It won’t be easy, but the pathway is known to everyone: If Navy wins this game and the Houston game, and Cincinnati beats Memphis on Nov. 29, Navy will play Cincinnati for the AAC championship on December 7. Navy will put heat on Memphis if it can beat SMU. Now comes the hard part: actually doing it. Let’s see what the Mids have to do on Saturday in Annapolis:
1 – Not just ball control, but more
It won’t be enough to merely control the ball and keep it away from Shane Buechele and the rest of the potent SMU offense. Navy has been in enough games over the years against teams such as Houston (under Tom Herman) and Memphis to know that it has to hang sevens, not threes, on the board. It has to score in the 40s. The Tulane game earlier this year was like this. Navy will certainly encounter some fourth downs it must convert in this game. The two fourth-down conversions Navy made from its own half of the field enabled the Mids to win that Tulane game. Navy’s offense will have to walk through the fire in this game. Letter-perfect execution on fourth and one or fourth and two, multiple times, will guide Navy to touchdowns, not just ball control. Three-point ball-control drives won’t be enough unless Navy trails by one or two points in the final minutes of regulation.
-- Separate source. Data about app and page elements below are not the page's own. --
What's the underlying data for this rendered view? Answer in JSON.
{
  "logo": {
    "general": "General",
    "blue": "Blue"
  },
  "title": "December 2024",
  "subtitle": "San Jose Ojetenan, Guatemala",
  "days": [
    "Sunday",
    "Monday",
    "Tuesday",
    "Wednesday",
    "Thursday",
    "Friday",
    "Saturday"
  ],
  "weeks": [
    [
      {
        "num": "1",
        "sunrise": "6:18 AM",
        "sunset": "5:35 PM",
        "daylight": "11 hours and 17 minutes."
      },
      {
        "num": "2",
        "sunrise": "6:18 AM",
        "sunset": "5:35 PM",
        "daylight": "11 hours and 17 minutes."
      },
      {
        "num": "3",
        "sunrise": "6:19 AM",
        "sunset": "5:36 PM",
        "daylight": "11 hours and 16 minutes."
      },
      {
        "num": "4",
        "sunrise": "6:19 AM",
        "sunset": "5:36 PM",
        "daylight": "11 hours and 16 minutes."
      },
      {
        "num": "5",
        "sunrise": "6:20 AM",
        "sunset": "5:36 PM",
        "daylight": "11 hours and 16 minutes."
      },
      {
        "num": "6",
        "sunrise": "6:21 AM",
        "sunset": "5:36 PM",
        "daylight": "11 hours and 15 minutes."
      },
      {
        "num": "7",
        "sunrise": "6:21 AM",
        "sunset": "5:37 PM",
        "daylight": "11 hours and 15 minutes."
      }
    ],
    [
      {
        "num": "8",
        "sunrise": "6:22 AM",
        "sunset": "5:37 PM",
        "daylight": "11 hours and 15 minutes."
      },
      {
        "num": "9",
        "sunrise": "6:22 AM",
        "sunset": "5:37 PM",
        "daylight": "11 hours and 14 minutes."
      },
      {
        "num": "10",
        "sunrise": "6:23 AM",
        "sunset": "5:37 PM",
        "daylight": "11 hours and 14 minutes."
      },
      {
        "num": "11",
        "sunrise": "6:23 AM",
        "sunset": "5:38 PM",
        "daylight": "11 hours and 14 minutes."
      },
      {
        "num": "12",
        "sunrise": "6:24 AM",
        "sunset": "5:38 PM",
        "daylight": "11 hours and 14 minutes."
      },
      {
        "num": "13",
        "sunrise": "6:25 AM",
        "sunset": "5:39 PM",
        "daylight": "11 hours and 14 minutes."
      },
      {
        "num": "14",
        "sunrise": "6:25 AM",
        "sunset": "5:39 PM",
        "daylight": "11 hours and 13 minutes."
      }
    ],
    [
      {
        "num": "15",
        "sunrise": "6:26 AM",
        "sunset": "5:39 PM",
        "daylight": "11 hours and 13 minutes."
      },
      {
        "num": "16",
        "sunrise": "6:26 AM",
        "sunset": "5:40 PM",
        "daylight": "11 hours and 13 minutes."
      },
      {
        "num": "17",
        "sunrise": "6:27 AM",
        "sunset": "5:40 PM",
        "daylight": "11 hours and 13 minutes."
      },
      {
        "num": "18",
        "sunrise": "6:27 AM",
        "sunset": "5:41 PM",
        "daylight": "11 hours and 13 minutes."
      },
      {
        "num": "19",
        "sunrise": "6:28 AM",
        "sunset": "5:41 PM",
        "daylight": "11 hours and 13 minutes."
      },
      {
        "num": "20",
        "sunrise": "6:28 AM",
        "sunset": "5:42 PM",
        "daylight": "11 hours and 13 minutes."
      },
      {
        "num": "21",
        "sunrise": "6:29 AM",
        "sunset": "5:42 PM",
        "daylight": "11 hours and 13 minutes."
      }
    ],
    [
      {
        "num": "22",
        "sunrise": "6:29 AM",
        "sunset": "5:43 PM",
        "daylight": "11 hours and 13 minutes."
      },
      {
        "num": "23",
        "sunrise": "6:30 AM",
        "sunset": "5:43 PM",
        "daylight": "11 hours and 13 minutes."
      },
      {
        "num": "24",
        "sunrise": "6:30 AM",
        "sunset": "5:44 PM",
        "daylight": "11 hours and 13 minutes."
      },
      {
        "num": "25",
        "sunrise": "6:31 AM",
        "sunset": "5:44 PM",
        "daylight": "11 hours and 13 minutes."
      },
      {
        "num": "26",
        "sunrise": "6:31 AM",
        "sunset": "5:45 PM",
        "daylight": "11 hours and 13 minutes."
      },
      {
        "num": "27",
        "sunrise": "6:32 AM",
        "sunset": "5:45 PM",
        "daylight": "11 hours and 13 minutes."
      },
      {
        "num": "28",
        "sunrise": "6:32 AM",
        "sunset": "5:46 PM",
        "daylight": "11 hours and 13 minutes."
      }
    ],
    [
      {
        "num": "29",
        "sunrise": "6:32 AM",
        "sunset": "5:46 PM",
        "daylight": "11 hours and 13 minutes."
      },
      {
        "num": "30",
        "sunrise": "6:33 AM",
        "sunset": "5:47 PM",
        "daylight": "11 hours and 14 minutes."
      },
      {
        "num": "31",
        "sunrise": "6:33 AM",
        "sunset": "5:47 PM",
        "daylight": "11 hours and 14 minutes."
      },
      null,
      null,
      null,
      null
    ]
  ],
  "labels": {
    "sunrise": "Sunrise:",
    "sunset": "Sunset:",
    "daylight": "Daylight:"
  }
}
2 – Tackling in space
SMU’s receivers are fast, skilled and physical. Containing the SMU offense requires an ability to make the first tackle after a catch. The 10-yard curl or the eight-yard slant have to remain 10- or eight-yard gains. They can’t become 20-yard or 35-yard gains. Navy has to make the task harder for the SMU offense. It doesn’t mean Navy will shut down the Mustangs or prevent them from moving the ball. The process simply can’t be painfully easy. It needs to be painful. Navy needs to send those messages throughout the game, and sure tackling in open space is at the top of the Mids’ priority list if they want to achieve that goal.
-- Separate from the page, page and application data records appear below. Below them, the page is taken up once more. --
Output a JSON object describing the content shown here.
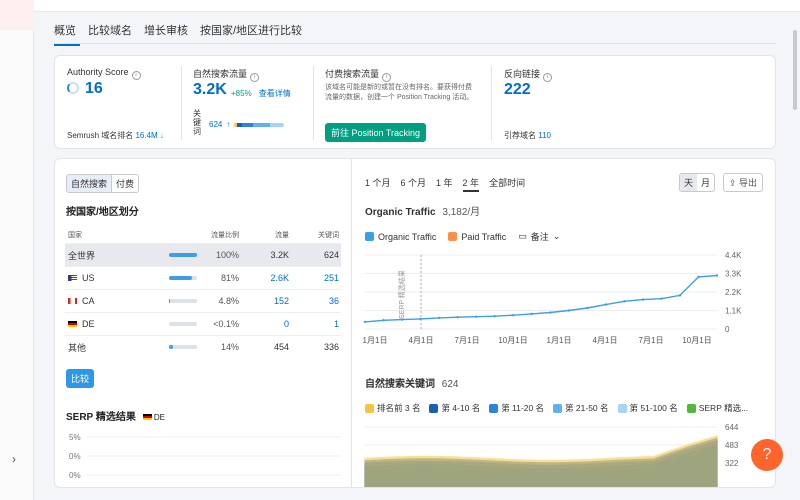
{
  "tabs": [
    "概览",
    "比较域名",
    "增长审核",
    "按国家/地区进行比较"
  ],
  "metrics": {
    "authority": {
      "title": "Authority Score",
      "value": "16",
      "rank_label": "Semrush 域名排名",
      "rank_value": "16.4M"
    },
    "organic": {
      "title": "自然搜索流量",
      "value": "3.2K",
      "change": "+85%",
      "details": "查看详情",
      "kw_label": "关键词",
      "kw_value": "624"
    },
    "paid": {
      "title": "付费搜索流量",
      "desc": "该域名可能是新的或暂在没有排名。要获得付费流量的数据，创建一个 Position Tracking 活动。",
      "button": "前往 Position Tracking"
    },
    "backlinks": {
      "title": "反向链接",
      "value": "222",
      "ref_label": "引荐域名",
      "ref_value": "110"
    }
  },
  "left": {
    "toggle": [
      "自然搜索",
      "付费"
    ],
    "country_title": "按国家/地区划分",
    "headers": [
      "国家",
      "流量比例",
      "流量",
      "关键词"
    ],
    "rows": [
      {
        "name": "全世界",
        "share": "100%",
        "fill": 1.0,
        "traffic": "3.2K",
        "kw": "624",
        "flag": ""
      },
      {
        "name": "US",
        "share": "81%",
        "fill": 0.81,
        "traffic": "2.6K",
        "kw": "251",
        "flag": "us"
      },
      {
        "name": "CA",
        "share": "4.8%",
        "fill": 0.048,
        "traffic": "152",
        "kw": "36",
        "flag": "ca"
      },
      {
        "name": "DE",
        "share": "<0.1%",
        "fill": 0.0,
        "traffic": "0",
        "kw": "1",
        "flag": "de"
      },
      {
        "name": "其他",
        "share": "14%",
        "fill": 0.14,
        "traffic": "454",
        "kw": "336",
        "flag": ""
      }
    ],
    "compare_button": "比较",
    "serp_title": "SERP 精选结果",
    "serp_country": "DE",
    "serp_ticks": [
      "5%",
      "0%",
      "0%"
    ]
  },
  "right": {
    "ranges": [
      "1 个月",
      "6 个月",
      "1 年",
      "2 年",
      "全部时间"
    ],
    "active_range": "2 年",
    "seg": [
      "天",
      "月"
    ],
    "export": "导出",
    "traffic_title": "Organic Traffic",
    "traffic_value": "3,182/月",
    "legend": [
      "Organic Traffic",
      "Paid Traffic",
      "备注"
    ],
    "serp_marker": "SERP 精选结果",
    "kw_title": "自然搜索关键词",
    "kw_value": "624",
    "kw_legend": [
      "排名前 3 名",
      "第 4-10 名",
      "第 11-20 名",
      "第 21-50 名",
      "第 51-100 名",
      "SERP 精选..."
    ],
    "kw_ticks": [
      "644",
      "483",
      "322"
    ],
    "colors": {
      "organic": "#3c9ee5",
      "paid": "#ff8f44",
      "top3": "#f5c542",
      "r4_10": "#1b5fb5",
      "r11_20": "#2a84d8",
      "r21_50": "#5fb0ec",
      "r51_100": "#a7d3f5",
      "serp": "#52b83a"
    }
  },
  "chart_data": {
    "type": "line",
    "title": "Organic Traffic",
    "x_ticks": [
      "1月1日",
      "4月1日",
      "7月1日",
      "10月1日",
      "1月1日",
      "4月1日",
      "7月1日",
      "10月1日"
    ],
    "ylim": [
      0,
      4400
    ],
    "y_ticks": [
      "4.4K",
      "3.3K",
      "2.2K",
      "1.1K",
      "0"
    ],
    "series": [
      {
        "name": "Organic Traffic",
        "values": [
          420,
          520,
          560,
          600,
          660,
          700,
          730,
          760,
          820,
          900,
          980,
          1100,
          1250,
          1450,
          1650,
          1750,
          1800,
          2000,
          3100,
          3182
        ]
      }
    ]
  }
}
3 – Get the jump on offense
If you recall the home-field win over Houston in 2016, the home-field win over Memphis in 2016, or the win over Tulane earlier this year, those were all shootouts (70 total points or more) in which the winner scored at least 41 points… and the winning team was Navy. In all three of those games, which were the high-scoring free-for-alls this game is also likely to become, Navy scored at least 10 points in the first quarter. Navy averaged 15 points in the first quarters of those three games. Getting the jump on offense is regularly a part of a winning Navy performance against an elite offensive opponent. I doubt Navy will win this game if it manages only three points (or gets shut out) in the first quarter on Saturday against the Ponies.